Date of Award
Bachelor of Arts
First-generation students (FGS) are those whose parents have a high school education or less. They are disproportionately low income, of color and less academically prepared than continuing-generation students, complicating college access and enrollment. The psychological and cultural challenges that FGS face on college campuses further exacerbate these barriers. Higher education institutions have implemented initiatives to facilitate FGS transition and belonging. While some research has examined FGS transition, less has focused on specific initiatives for FGS belonging. This project assesses the effect Trinity College’s First-Generation Pre-Orientation Program (FGPO) had on students in the Class of 2021. In order to do so, students who participated in the FGPO, and students who did not, were interviewed. The results showed that the FGPO accelerated student belonging by connecting them to groups and support services. All interviewees perceived Trinity College as two different places, one wealthy and exclusive and another with many inclusive subcultures. Students who did not participate in the FGPO did not feel that they belonged to either Trinity until their second semester. Non-participants more often struggled finding services, and joined organizations within the more exclusive Trinity culture, but did not identify with that culture. The FGPO helped student’s navigating college as it connects them with groups, resources and support. There are material and psychological risks that students faced without the FGPO service.
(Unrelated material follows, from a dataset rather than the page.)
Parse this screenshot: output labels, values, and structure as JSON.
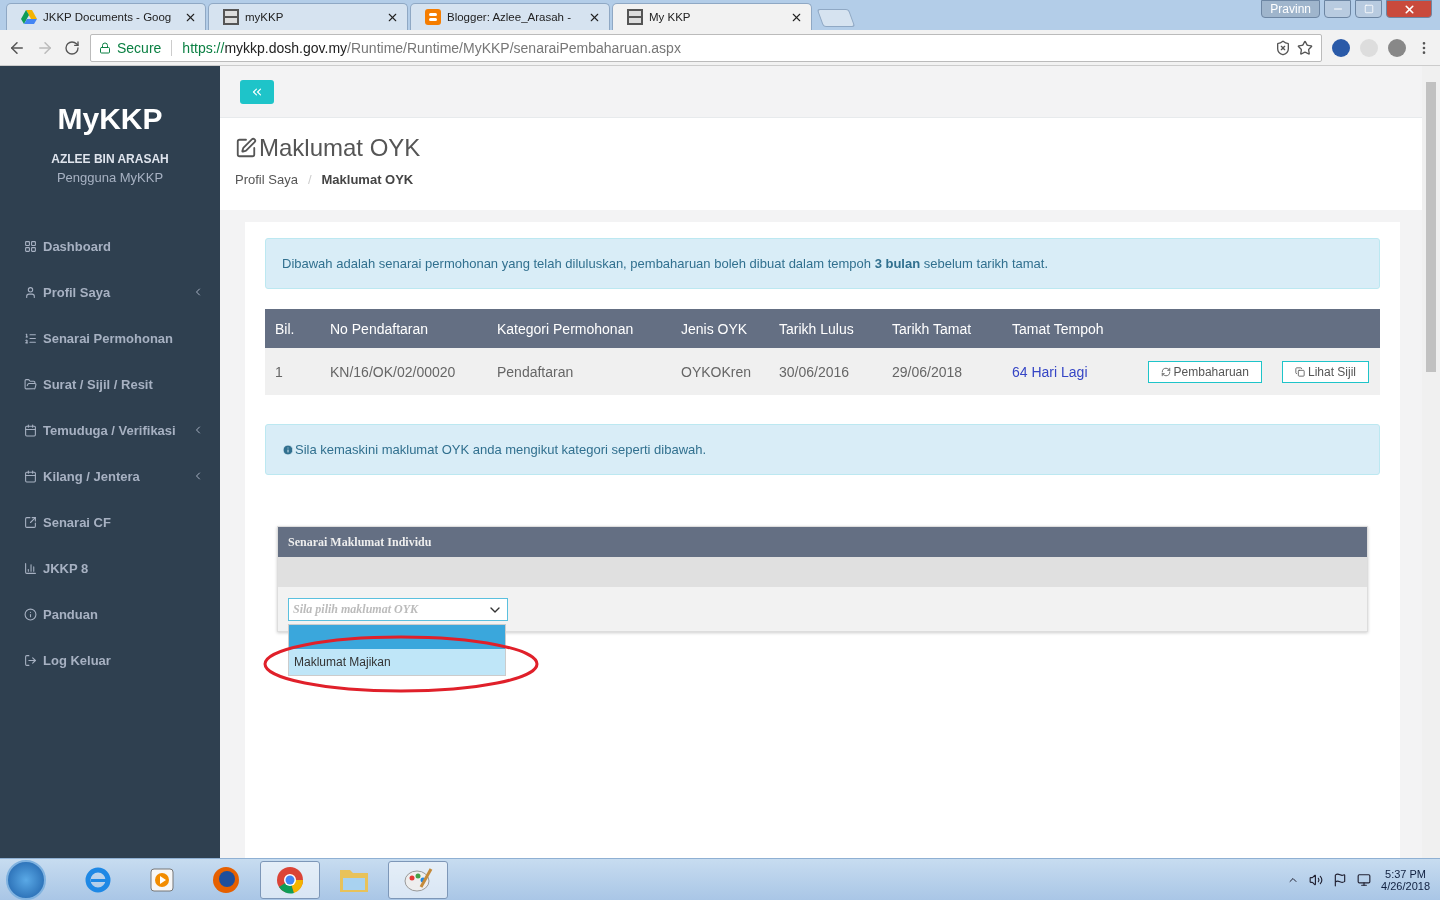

Chavez, Jennifer, "Do I Belong Here?: First-Generation Students & Support at Trinity College(s)". Senior Theses, Trinity College, Hartford, CT 2019.
Trinity College Digital Repository, https://digitalrepository.trincoll.edu/theses/748